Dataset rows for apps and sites
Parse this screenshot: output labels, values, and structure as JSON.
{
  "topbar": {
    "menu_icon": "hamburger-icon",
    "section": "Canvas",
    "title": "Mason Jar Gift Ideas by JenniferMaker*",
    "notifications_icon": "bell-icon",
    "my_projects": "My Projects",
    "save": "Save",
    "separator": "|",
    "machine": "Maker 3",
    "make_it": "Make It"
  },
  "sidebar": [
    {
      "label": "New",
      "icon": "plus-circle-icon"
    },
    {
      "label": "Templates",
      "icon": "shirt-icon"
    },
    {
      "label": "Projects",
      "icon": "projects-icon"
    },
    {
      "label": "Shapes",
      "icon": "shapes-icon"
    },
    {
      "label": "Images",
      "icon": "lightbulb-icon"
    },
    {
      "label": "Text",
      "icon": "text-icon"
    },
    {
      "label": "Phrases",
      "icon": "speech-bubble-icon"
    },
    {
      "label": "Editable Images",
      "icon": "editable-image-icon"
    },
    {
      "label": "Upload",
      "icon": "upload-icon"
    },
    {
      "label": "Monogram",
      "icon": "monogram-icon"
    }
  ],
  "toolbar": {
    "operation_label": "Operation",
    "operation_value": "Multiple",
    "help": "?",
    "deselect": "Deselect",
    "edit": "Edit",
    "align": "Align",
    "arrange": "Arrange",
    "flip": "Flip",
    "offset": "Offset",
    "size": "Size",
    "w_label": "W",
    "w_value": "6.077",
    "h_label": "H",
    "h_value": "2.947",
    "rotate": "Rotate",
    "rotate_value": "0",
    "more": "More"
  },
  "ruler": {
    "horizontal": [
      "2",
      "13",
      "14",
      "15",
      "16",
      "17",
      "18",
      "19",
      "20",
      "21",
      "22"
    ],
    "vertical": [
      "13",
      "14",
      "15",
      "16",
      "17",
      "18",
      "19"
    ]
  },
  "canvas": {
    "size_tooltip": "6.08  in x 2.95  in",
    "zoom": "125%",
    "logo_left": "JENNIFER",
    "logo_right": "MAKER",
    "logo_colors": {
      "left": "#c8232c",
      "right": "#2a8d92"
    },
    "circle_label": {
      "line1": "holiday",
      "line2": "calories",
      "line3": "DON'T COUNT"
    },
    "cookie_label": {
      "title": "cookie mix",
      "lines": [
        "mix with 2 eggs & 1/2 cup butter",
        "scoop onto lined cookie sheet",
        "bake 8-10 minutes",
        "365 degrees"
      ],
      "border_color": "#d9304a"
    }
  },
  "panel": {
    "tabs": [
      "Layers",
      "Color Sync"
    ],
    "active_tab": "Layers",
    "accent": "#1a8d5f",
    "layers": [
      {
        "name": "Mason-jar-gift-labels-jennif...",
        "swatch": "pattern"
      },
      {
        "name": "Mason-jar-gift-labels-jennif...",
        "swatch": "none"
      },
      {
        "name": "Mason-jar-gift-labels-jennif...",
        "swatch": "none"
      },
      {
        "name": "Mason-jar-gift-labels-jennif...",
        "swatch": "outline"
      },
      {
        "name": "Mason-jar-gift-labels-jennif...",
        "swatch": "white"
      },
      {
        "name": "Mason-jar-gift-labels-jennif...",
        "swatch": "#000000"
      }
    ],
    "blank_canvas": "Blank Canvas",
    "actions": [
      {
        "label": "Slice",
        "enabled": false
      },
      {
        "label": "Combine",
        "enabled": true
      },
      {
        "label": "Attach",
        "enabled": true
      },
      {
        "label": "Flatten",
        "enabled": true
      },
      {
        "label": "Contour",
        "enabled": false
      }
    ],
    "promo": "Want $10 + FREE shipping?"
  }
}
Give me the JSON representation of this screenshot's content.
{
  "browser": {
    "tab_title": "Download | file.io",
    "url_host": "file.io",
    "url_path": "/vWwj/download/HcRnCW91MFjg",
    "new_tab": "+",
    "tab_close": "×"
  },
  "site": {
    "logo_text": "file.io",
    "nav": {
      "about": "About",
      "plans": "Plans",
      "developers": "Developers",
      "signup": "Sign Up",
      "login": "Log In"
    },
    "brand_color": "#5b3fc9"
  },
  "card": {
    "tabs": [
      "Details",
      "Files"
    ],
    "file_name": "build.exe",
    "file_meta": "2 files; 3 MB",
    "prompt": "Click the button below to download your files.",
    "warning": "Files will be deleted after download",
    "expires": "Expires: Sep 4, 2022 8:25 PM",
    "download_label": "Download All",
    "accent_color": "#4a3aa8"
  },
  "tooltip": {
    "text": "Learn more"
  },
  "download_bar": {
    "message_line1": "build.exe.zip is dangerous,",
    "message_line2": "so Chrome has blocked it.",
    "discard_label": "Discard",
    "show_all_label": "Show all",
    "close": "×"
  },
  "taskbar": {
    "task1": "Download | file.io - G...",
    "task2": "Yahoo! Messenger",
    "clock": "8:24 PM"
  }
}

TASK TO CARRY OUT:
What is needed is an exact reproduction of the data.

SOLVED EXERCISE:
Parse this screenshot: output labels, values, and structure as JSON.
{
  "topbar": {
    "menu_icon": "hamburger-icon",
    "section": "Canvas",
    "title": "Mason Jar Gift Ideas by JenniferMaker*",
    "notifications_icon": "bell-icon",
    "my_projects": "My Projects",
    "save": "Save",
    "separator": "|",
    "machine": "Maker 3",
    "make_it": "Make It"
  },
  "sidebar": [
    {
      "label": "New",
      "icon": "plus-circle-icon"
    },
    {
      "label": "Templates",
      "icon": "shirt-icon"
    },
    {
      "label": "Projects",
      "icon": "projects-icon"
    },
    {
      "label": "Shapes",
      "icon": "shapes-icon"
    },
    {
      "label": "Images",
      "icon": "lightbulb-icon"
    },
    {
      "label": "Text",
      "icon": "text-icon"
    },
    {
      "label": "Phrases",
      "icon": "speech-bubble-icon"
    },
    {
      "label": "Editable Images",
      "icon": "editable-image-icon"
    },
    {
      "label": "Upload",
      "icon": "upload-icon"
    },
    {
      "label": "Monogram",
      "icon": "monogram-icon"
    }
  ],
  "toolbar": {
    "operation_label": "Operation",
    "operation_value": "Multiple",
    "help": "?",
    "deselect": "Deselect",
    "edit": "Edit",
    "align": "Align",
    "arrange": "Arrange",
    "flip": "Flip",
    "offset": "Offset",
    "size": "Size",
    "w_label": "W",
    "w_value": "6.077",
    "h_label": "H",
    "h_value": "2.947",
    "rotate": "Rotate",
    "rotate_value": "0",
    "more": "More"
  },
  "ruler": {
    "horizontal": [
      "2",
      "13",
      "14",
      "15",
      "16",
      "17",
      "18",
      "19",
      "20",
      "21",
      "22"
    ],
    "vertical": [
      "13",
      "14",
      "15",
      "16",
      "17",
      "18",
      "19"
    ]
  },
  "canvas": {
    "size_tooltip": "6.08  in x 2.95  in",
    "zoom": "125%",
    "logo_left": "JENNIFER",
    "logo_right": "MAKER",
    "logo_colors": {
      "left": "#c8232c",
      "right": "#2a8d92"
    },
    "circle_label": {
      "line1": "holiday",
      "line2": "calories",
      "line3": "DON'T COUNT"
    },
    "cookie_label": {
      "title": "cookie mix",
      "lines": [
        "mix with 2 eggs & 1/2 cup butter",
        "scoop onto lined cookie sheet",
        "bake 8-10 minutes",
        "365 degrees"
      ],
      "border_color": "#d9304a"
    }
  },
  "panel": {
    "tabs": [
      "Layers",
      "Color Sync"
    ],
    "active_tab": "Layers",
    "accent": "#1a8d5f",
    "layers": [
      {
        "name": "Mason-jar-gift-labels-jennif...",
        "swatch": "pattern"
      },
      {
        "name": "Mason-jar-gift-labels-jennif...",
        "swatch": "none"
      },
      {
        "name": "Mason-jar-gift-labels-jennif...",
        "swatch": "none"
      },
      {
        "name": "Mason-jar-gift-labels-jennif...",
        "swatch": "outline"
      },
      {
        "name": "Mason-jar-gift-labels-jennif...",
        "swatch": "white"
      },
      {
        "name": "Mason-jar-gift-labels-jennif...",
        "swatch": "#000000"
      }
    ],
    "blank_canvas": "Blank Canvas",
    "actions": [
      {
        "label": "Slice",
        "enabled": false
      },
      {
        "label": "Combine",
        "enabled": true
      },
      {
        "label": "Attach",
        "enabled": true
      },
      {
        "label": "Flatten",
        "enabled": true
      },
      {
        "label": "Contour",
        "enabled": false
      }
    ],
    "promo": "Want $10 + FREE shipping?"
  }
}
Give me the JSON representation of this screenshot's content.
{
  "browser": {
    "tab_title": "Download | file.io",
    "url_host": "file.io",
    "url_path": "/vWwj/download/HcRnCW91MFjg",
    "new_tab": "+",
    "tab_close": "×"
  },
  "site": {
    "logo_text": "file.io",
    "nav": {
      "about": "About",
      "plans": "Plans",
      "developers": "Developers",
      "signup": "Sign Up",
      "login": "Log In"
    },
    "brand_color": "#5b3fc9"
  },
  "card": {
    "tabs": [
      "Details",
      "Files"
    ],
    "file_name": "build.exe",
    "file_meta": "2 files; 3 MB",
    "prompt": "Click the button below to download your files.",
    "warning": "Files will be deleted after download",
    "expires": "Expires: Sep 4, 2022 8:25 PM",
    "download_label": "Download All",
    "accent_color": "#4a3aa8"
  },
  "tooltip": {
    "text": "Learn more"
  },
  "download_bar": {
    "message_line1": "build.exe.zip is dangerous,",
    "message_line2": "so Chrome has blocked it.",
    "discard_label": "Discard",
    "show_all_label": "Show all",
    "close": "×"
  },
  "taskbar": {
    "task1": "Download | file.io - G...",
    "task2": "Yahoo! Messenger",
    "clock": "8:24 PM"
  }
}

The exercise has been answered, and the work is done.